You have no work-life balance
Finally, a career that lacks proper work-life balance is bound to wear on you quick. No matter how exciting or well-paid a job may be, having little time to tend to your personal care, goals, or activities is a quick recipe for workplace burnout and overall poor well-being.
If your current career path has started to wear on your personal life, impairing your ability to spend time with friends, family, or even yourself – it’s worth considering any adjustments you can make. Perhaps its simply having a more organised schedule, setting clearer boundaries (i.e. “switching off” after 5 PM), or making the effort to invest in your health, such as taking breaks and getting adequate hours of sleep each night.
However, if you find you’re unable to tweak your current situation, then it may be best to start exploring new options.
What factors should you consider when changing careers?
- Your previous work experience and transferable skills. Assess all that you’ve learned in your current job (and those prior), and identify the assets that may benefit future job opportunities. If you’re switching industries from project management to ICT, for example; then your skills in strategy, business, and team leadership may prove valuable in plenty of tech roles.

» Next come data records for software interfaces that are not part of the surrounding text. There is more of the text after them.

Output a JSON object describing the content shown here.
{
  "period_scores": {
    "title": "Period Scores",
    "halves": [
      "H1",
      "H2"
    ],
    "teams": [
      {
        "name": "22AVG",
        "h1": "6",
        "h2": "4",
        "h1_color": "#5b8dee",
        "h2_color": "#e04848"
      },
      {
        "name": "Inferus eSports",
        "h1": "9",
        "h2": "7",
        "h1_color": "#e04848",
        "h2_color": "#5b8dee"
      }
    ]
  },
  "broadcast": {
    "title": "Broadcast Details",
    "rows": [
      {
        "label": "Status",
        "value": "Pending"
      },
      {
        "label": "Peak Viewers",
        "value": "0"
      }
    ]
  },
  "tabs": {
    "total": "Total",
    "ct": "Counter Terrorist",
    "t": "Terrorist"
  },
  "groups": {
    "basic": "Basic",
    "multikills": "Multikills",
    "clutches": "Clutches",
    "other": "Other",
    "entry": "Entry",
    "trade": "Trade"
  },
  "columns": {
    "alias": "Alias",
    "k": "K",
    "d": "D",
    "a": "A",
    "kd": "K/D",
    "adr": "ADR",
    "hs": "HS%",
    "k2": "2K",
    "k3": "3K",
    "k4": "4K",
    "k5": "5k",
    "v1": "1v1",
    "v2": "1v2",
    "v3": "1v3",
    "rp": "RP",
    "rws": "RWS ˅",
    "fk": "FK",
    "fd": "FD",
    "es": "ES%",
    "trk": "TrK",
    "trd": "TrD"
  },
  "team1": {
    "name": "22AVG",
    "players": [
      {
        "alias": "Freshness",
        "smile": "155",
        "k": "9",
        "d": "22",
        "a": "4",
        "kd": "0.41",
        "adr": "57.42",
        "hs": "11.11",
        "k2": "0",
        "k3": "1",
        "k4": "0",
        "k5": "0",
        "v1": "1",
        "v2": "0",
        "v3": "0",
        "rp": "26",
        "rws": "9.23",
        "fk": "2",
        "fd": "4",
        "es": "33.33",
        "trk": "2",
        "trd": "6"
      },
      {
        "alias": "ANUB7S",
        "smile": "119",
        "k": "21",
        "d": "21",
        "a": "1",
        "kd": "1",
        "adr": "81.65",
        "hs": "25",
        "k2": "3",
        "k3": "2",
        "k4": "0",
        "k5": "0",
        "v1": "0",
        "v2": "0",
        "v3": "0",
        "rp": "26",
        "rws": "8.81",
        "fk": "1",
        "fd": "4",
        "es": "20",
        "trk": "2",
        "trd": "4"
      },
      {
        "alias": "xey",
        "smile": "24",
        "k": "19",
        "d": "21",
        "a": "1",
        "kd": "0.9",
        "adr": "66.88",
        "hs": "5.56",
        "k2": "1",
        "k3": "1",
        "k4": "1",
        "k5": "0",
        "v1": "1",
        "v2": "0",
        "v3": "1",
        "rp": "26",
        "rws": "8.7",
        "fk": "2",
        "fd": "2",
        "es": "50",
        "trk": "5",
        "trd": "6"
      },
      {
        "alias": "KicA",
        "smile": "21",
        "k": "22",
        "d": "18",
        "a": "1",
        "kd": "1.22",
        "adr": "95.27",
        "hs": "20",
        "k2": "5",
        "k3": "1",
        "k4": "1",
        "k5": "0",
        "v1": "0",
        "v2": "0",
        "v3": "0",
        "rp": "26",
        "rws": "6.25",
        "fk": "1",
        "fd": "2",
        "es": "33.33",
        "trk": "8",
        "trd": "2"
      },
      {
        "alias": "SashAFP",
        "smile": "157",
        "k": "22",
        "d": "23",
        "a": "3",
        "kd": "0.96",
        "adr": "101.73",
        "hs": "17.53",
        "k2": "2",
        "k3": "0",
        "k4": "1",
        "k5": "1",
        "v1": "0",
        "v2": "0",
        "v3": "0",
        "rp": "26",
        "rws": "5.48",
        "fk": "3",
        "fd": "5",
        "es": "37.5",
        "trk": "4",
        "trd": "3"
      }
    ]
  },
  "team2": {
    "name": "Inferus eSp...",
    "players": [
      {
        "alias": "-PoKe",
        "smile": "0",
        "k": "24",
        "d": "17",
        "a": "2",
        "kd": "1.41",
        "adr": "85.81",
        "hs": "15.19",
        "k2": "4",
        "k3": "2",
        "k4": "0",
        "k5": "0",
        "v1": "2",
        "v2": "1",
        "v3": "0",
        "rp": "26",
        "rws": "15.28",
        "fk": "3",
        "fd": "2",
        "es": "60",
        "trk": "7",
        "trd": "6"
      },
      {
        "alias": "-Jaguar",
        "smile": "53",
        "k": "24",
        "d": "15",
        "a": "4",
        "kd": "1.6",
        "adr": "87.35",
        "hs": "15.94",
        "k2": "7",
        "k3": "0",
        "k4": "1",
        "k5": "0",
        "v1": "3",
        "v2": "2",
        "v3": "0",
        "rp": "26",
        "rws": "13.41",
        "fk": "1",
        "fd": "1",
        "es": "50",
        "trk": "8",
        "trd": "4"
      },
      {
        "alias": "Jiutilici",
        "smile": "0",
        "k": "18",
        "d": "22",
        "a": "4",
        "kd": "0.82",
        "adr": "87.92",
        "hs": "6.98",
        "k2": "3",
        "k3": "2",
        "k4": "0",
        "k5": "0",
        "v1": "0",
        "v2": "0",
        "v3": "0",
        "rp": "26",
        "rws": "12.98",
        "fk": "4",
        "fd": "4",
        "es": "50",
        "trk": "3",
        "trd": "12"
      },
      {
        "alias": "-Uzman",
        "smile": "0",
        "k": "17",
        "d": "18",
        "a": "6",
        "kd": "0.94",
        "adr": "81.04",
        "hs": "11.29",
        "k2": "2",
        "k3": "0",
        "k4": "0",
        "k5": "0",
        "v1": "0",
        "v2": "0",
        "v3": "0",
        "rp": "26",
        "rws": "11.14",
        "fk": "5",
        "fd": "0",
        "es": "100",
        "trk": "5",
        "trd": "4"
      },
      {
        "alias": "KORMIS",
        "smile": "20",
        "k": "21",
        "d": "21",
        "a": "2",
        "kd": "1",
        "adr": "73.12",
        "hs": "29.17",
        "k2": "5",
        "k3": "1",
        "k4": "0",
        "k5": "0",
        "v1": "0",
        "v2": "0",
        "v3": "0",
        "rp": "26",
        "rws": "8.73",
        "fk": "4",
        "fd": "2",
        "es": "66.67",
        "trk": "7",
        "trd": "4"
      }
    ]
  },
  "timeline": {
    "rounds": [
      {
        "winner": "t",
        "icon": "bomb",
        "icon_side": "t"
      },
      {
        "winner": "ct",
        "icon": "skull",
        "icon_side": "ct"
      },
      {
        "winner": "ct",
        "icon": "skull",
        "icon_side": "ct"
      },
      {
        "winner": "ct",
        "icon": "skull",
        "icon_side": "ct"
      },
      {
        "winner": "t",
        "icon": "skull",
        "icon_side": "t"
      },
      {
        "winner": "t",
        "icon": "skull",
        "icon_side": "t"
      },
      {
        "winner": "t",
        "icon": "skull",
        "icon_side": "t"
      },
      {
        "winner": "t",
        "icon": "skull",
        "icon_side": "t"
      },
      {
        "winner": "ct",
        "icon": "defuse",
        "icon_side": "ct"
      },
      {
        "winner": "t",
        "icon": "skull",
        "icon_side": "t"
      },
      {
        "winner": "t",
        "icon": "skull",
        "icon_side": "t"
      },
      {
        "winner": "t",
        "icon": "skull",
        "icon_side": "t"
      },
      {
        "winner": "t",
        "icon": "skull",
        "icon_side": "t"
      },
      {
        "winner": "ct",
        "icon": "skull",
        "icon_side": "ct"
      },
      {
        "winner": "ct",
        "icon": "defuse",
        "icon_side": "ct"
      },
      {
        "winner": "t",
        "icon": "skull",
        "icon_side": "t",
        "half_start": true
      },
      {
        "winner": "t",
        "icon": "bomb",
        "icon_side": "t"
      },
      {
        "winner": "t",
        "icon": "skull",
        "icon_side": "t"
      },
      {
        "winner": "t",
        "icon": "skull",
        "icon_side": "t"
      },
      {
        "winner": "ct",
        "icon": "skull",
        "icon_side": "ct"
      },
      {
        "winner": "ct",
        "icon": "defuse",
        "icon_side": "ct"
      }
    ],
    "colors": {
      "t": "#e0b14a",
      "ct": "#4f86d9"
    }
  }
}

- Your passions and career aspirations. What is your dream job or industry? Take note of what interests, fulfills, and engages you – and use this to map out potential roles or industries for your career change.
- The pros about your current role, and what you hope to see in the next. No matter how badly you may long for change, there’s bound to at least be something you appreciate about your current role. Consider the factors that have made you stay up to this point, and areas of change or improvement you hope for in your next role.
- Your financial situation. If you’re planning to quit without a new role secured, ensure you’ve got enough savings to help tide you over. Otherwise, it’s recommended to establish your new path while you’ve still got a job to fall back on, so you can hit the ground running once you’ve made the leap.
What are the steps to a successful career change?
As mentioned, making a career change is often made easier through further study or training. Upskilled offers a wide range of practical online courses, exploring Australia’s most in-demand industries (from community services to tech and business). Build the skills you need from the comfort of your own home; and at a pace and schedule that fits you best.
Set your sights on that dream career today, and enquire with us on a course.
- Assess your current situation. Take the time to weigh out the aforementioned factors. Make a checklist of your current strengths, any skills gaps you hope to address, what you’re after in a new career, and whether you’ve got the financial capability for change.
- Examine the job market. Shop around for available positions in online job boards or through existing industry connections. Learn what the competitive pay rates are, common work cultures, and what employers tend to look for in new hires.
- Consider further training. If you’ve got your eyes set on a new career path – yet lack the skills to dive in headfirst, further training through courses or workshops are a highly recommended option.
- Refine your resume. Be sure to update it with any new skills you’ve gained in your current role or through training. Depending on the new career path you’ve chosen, it may also be best to tailor your details to match the skills demands of the industry.